> [WORK REQUIRED]: Each line in the entries that has the word "Serviceberichte" has to be copied.

> [MATERIALS PROVIDED]:
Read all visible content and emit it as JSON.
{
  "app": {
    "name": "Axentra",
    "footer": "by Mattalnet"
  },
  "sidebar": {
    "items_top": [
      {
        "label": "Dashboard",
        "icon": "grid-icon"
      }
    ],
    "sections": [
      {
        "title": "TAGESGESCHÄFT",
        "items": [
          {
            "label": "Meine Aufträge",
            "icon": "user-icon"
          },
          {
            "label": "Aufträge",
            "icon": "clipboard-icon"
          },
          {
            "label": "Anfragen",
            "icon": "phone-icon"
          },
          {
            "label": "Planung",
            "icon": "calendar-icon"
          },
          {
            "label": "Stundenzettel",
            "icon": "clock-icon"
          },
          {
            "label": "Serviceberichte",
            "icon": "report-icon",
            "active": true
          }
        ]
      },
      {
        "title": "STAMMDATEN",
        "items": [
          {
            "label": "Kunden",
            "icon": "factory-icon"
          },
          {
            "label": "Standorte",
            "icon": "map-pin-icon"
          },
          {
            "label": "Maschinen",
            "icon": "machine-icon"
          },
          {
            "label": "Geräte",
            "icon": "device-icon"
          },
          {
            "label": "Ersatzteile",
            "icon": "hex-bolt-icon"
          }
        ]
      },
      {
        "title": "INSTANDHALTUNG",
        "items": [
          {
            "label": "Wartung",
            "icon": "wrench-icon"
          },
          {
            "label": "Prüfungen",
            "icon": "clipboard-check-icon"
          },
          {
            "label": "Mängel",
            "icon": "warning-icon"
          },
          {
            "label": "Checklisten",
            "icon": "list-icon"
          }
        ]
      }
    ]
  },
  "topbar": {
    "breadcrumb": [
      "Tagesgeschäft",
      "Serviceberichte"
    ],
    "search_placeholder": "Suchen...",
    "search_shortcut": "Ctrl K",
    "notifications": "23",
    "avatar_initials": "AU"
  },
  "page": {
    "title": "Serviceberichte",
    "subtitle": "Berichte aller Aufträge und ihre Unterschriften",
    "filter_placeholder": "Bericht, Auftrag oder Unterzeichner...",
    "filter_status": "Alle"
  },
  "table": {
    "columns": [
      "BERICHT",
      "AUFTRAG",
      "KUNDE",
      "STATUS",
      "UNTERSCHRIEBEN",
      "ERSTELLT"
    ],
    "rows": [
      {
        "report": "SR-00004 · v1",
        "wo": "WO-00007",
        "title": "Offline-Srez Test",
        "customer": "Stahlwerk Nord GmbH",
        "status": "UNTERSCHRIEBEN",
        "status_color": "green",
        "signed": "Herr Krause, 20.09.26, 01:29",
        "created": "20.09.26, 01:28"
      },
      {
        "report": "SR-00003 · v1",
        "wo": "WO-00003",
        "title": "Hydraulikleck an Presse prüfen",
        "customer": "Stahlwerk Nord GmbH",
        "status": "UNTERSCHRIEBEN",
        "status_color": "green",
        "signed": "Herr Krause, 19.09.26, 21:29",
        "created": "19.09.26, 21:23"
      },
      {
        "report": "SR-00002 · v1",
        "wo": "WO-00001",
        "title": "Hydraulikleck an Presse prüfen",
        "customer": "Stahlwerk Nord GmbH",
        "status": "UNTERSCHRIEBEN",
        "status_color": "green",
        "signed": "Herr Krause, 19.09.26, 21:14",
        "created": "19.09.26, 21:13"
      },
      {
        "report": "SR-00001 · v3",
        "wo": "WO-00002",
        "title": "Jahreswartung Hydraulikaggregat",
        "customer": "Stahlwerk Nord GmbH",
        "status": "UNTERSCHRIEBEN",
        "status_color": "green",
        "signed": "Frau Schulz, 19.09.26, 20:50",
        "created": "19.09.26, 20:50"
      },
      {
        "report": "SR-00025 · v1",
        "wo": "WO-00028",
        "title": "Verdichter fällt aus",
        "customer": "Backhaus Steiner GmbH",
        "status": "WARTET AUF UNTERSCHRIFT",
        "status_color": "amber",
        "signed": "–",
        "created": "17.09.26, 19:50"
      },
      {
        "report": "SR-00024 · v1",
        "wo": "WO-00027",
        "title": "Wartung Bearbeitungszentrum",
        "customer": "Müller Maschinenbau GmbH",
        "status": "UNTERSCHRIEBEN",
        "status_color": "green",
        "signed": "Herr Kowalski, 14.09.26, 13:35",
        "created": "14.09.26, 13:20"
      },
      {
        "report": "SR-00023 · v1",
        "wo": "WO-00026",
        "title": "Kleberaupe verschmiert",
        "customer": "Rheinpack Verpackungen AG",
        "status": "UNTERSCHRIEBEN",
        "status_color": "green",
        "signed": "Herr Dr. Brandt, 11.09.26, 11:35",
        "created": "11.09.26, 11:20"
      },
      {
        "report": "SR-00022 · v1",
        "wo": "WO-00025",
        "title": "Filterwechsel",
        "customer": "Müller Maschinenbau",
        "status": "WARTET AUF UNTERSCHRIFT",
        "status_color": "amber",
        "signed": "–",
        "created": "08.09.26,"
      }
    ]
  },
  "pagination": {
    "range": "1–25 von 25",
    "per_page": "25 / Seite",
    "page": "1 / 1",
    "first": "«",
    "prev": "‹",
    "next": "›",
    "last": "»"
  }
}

> [SOLUTION]:
            "label": "Serviceberichte",
      "Serviceberichte"
    "title": "Serviceberichte",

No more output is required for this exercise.